OPTIMISM CONTINUES TO TREND DOWN
The downward trend in sentiment continues on the back of below par economic growth
Department of Census and Statistics (DCS) data notes that GDP growth slowed to 3.1 percent in 2017, which reflects a new low since 2001. This is attributed to the contraction of agriculture sector growth, and relatively weak expansion in industry and services compared to the previous year.
However, Central Bank of Sri Lanka Governor Dr. Indrajit Coomaraswamy has noted that the inflow of foreign exchange could aid the country in achieving a growth rate of five percent this year.
A recent analysis by the Asian Development Bank (ADB) indicates that a recovery of the agriculture sector could contribute to economic growth over the next two years if weather conditions normalise. The ADB forecasts growth of six percent and 5.6 percent, in 2018 and 2019 respectively. This recovery is expected to benefit the industry segment as demand improves.
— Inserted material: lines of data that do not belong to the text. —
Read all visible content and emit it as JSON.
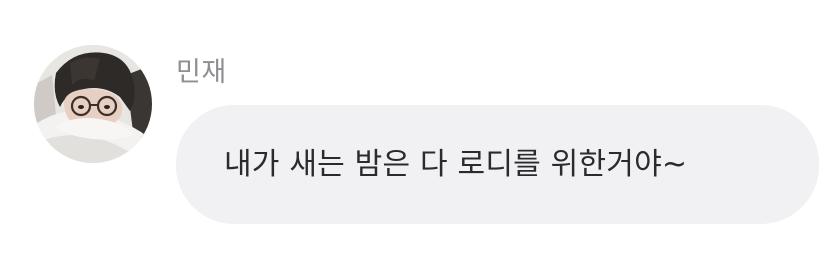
{
  "chat": {
    "message": {
      "sender_name": "민재",
      "text": "내가 새는 밤은 다 로디를 위한거야~",
      "avatar_icon": "profile-photo-avatar"
    }
  },
  "colors": {
    "bubble_background": "#f1f1f4",
    "sender_name": "#8e8e93",
    "message_text": "#2b2b2f",
    "page_background": "#ffffff"
  }
}
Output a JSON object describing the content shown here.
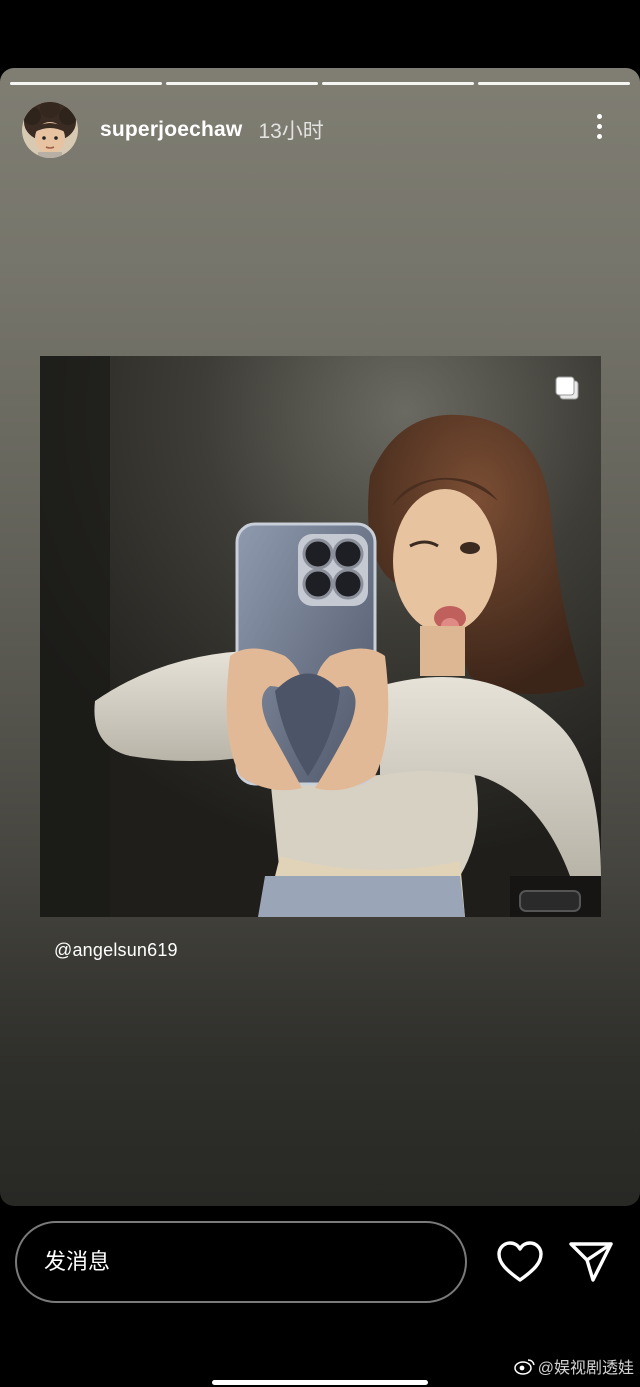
{
  "story": {
    "progress_segments": 4,
    "username": "superjoechaw",
    "time_ago": "13小时",
    "mention": "@angelsun619",
    "icons": {
      "avatar": "profile-avatar",
      "more": "more-vertical-icon",
      "multi_photo": "multiple-photos-icon"
    }
  },
  "reply_bar": {
    "placeholder": "发消息",
    "icons": {
      "like": "heart-icon",
      "send": "send-icon"
    }
  },
  "watermark": {
    "text": "@娱视剧透娃",
    "icon": "weibo-logo-icon"
  },
  "colors": {
    "story_top": "#807e73",
    "story_bottom": "#282825",
    "accent_text": "#ffffff",
    "input_border": "#7a7a7a"
  }
}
The report adds that policy changes are needed to reform state owned enterprises (SOEs); and it notes that as part of the ongoing IMF programme, oversight and financial discipline are expected to be enhanced in the five largest SOEs.
Further, it stresses the importance of continuing such reforms due to the potential efficiency, and fiscal and distributional impacts, of an underperforming SOE sector.
THE ECONOMY Optimism regarding the economy continues to dwindle as a mere five percent of respondents (vs 11% in March) expect an improvement over the next 12 months. What’s more, 47 percent (up from 44% in the previous month) expect the economy to deteriorate during this period.
In his analysis of the survey results, Nielsen’s Managing Director Sharang Pant observes: “The overall GDP performance disappointed… the rupee has started to decline again and interest rates are moving up. The new taxes have come into effect… All these – coupled with political instability – have raised anxiety levels and sentiment has dropped.”
One survey respondent states that “with the general economic flow in Sri Lanka and how politically unstable our country is,” he cannot say that either his business or the economy will improve in the coming months.
BIZ PROSPECTS Business prospects are expected to remain the same however, with 57 percent and 48 percent of corporate executives surveyed expecting sales volumes to ‘stay the same’ in the long and short terms respectively.
A tourism industry representative asserts that “more effort needs to be made by the government to ensure economic stability so that there will be increased investments in the industry.”
INVESTMENT The investment climate is deemed to be ‘fair’ or worse by an overwhelming majority (97% – up from 93% in March) of respondents. Pant notes that “business leaders are still sceptical about the investment climate as a fallout of the general situation in the country.”
“We have witnessed a reduction in foreign investments, and even local investors are in two minds whether to invest due to high uncertainty about both the economy as well as the government,” states one corporate executive.
WORKFORCE When it comes to employment, a notable majority (84% – up 3% from the previous month) of businesses are looking to maintain their current workforce over the next six months while 14 percent expect to increase staff numbers.